>>>

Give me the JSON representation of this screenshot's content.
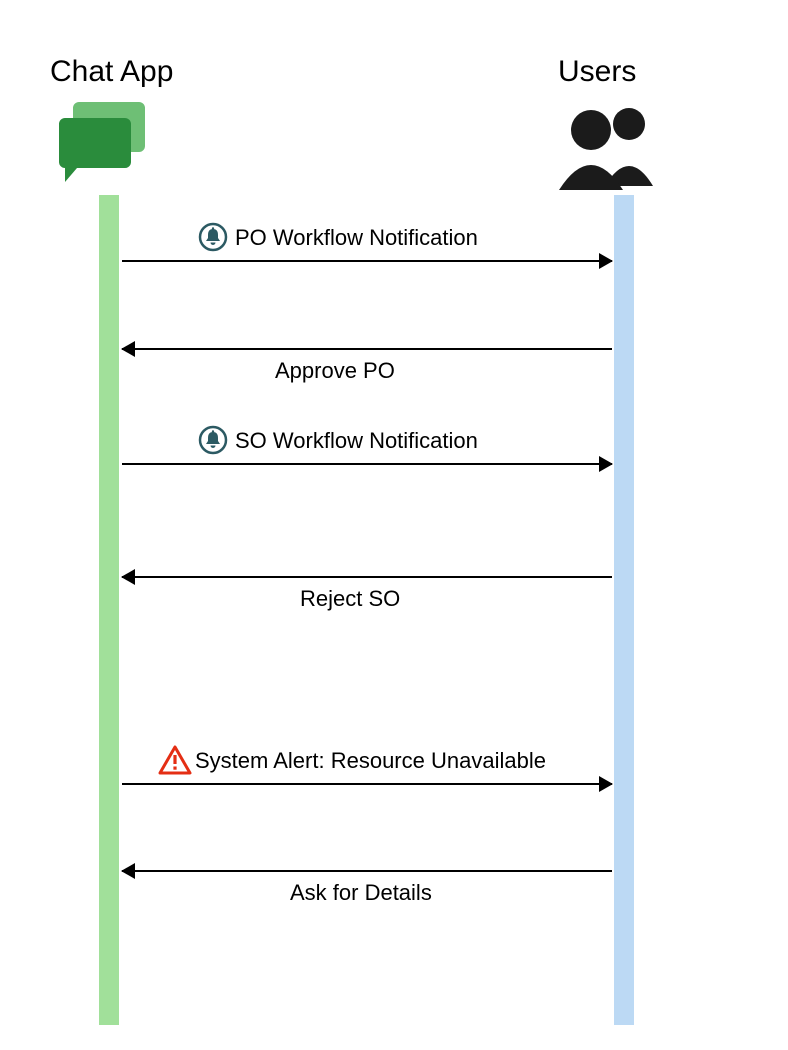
{
  "actors": {
    "left": {
      "label": "Chat App"
    },
    "right": {
      "label": "Users"
    }
  },
  "messages": {
    "m1": {
      "label": "PO Workflow Notification",
      "icon": "bell-icon"
    },
    "m2": {
      "label": "Approve PO"
    },
    "m3": {
      "label": "SO Workflow Notification",
      "icon": "bell-icon"
    },
    "m4": {
      "label": "Reject SO"
    },
    "m5": {
      "label": "System Alert: Resource Unavailable",
      "icon": "alert-icon"
    },
    "m6": {
      "label": "Ask for Details"
    }
  },
  "colors": {
    "left_lifeline": "#a1e09a",
    "right_lifeline": "#bcd9f4",
    "chat_bubble_front": "#2a8c3c",
    "chat_bubble_back": "#6ebf75",
    "bell_stroke": "#2c5a63",
    "alert_red": "#e42e14"
  }
}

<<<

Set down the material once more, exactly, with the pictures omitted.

## COMPLETED EXERCISE
Give me the JSON representation of this screenshot's content.
{
  "actors": {
    "left": {
      "label": "Chat App"
    },
    "right": {
      "label": "Users"
    }
  },
  "messages": {
    "m1": {
      "label": "PO Workflow Notification",
      "icon": "bell-icon"
    },
    "m2": {
      "label": "Approve PO"
    },
    "m3": {
      "label": "SO Workflow Notification",
      "icon": "bell-icon"
    },
    "m4": {
      "label": "Reject SO"
    },
    "m5": {
      "label": "System Alert: Resource Unavailable",
      "icon": "alert-icon"
    },
    "m6": {
      "label": "Ask for Details"
    }
  },
  "colors": {
    "left_lifeline": "#a1e09a",
    "right_lifeline": "#bcd9f4",
    "chat_bubble_front": "#2a8c3c",
    "chat_bubble_back": "#6ebf75",
    "bell_stroke": "#2c5a63",
    "alert_red": "#e42e14"
  }
}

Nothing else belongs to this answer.